Air Transat offers $400 to passengers of flight stranded for hours in Ottawa
Compensation a 'gesture of good faith' due to air-conditioning failure, not for extended delay
Air Transat is offering hundreds of dollars in compensation to passengers of a redirected flight that was stuck on the tarmac at the Ottawa airport for six hours last month.
The airline company said it will give $400 to each passenger on Air Transat Flight 157 from Brussels "as a gesture of good faith" because the air conditioning failed, not because of the delays due to weather.
Hundreds of passengers aboard that flight, as well as Air Transat Flight 507 from Rome, were not allowed to disembark after their transatlantic flights were redirected to Ottawa on their way to Montreal on July 31. They were forced to remain on the planes for hours.
Flight 507 passengers are not being compensated.
"Whatever the reasons, we are aware of the particularly difficult circumstances experienced by our passengers on board Flight 157," Air Transat wrote in an emailed statement to CBC News. "We extend our sincerest apologies for the unpleasantness they experienced during this unfortunate incident."
"The compensation paid is not intended to cover the delay of our aircraft, which was caused by weather circumstances beyond our control," read a separate French statement emailed to Radio-Canada.
Stranded passengers on the flight from Brussels complained about soaring temperatures on the plane after its fuel ran out and the air conditioning failed. The temperature outside reached 28 C, and the air conditioning was out for more than an hour. Passengers also complained that the flight ran out of food and water.
I'm sorry to hear that - it's up to the airline to determine whether to deplane or wait it out when a flight diverts.—@FlyYOW
Some passengers resorted to calling 911, and when paramedics arrived the plane's doors were opened and the Ottawa International Airport Authority handed out water.
Despite the doors being opened, passengers were instructed "to remain on board for their safety," the airline wrote in its legal filing to the Canadian Transportation Agency (CTA).
It also wrote there was a "critically high demand" for air stairs, which would have allowed passengers to disembark.
The CTA is investigating and will hold a public inquiry over two days at the end of August.
The inquiry will examine whether Air Transat followed its tariff — the terms of service and obligations to passengers.
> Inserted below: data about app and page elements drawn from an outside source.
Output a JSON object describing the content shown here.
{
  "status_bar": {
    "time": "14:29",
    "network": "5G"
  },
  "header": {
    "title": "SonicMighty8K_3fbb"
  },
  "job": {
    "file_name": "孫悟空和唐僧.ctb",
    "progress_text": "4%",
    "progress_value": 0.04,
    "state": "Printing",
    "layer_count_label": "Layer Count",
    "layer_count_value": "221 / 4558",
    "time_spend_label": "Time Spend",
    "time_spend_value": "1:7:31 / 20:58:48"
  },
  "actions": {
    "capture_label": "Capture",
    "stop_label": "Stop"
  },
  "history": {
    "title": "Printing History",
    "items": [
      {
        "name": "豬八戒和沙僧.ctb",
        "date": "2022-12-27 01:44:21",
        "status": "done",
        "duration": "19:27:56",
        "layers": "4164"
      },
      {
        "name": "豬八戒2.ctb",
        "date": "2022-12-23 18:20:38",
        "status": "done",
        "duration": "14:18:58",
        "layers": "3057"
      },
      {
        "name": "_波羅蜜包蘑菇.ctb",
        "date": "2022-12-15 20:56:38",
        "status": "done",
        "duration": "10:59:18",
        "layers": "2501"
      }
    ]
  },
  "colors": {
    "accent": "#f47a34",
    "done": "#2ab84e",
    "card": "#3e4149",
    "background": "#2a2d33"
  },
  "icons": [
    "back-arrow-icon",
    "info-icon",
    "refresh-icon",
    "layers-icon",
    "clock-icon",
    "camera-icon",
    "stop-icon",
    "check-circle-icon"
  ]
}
The tariff states that if delays occur while on board, Air Transat will offer drinks and snacks, where safe to do so. If the delay exceeds 90 minutes and if the aircraft commander permits, Air Transat will offer passengers the option of disembarking.
"If we find that the airline was in violation of its own tariff, we can order that passengers be compensated for expenses," along with ordering other corrective measures, Scott Streiner, the CTA's chair and CEO, told CBC News.
However, the law only applies to out-of-pocket expenses, he said.
Air Transat and airport statements differ
Both Air Transat and the Ottawa International Airport Authority have filed responses about what happened July 31.
The airline is blaming "a confluence of factors beyond our control," it wrote in its filing.
The airport authority, meanwhile, said a gate and air stairs were available to allow passengers to disembark.
But when the airport authority offered assistance, it alleges Air Transat staff were "uncommunicative," and that airport authority staff didn't get clearance from the airline to help.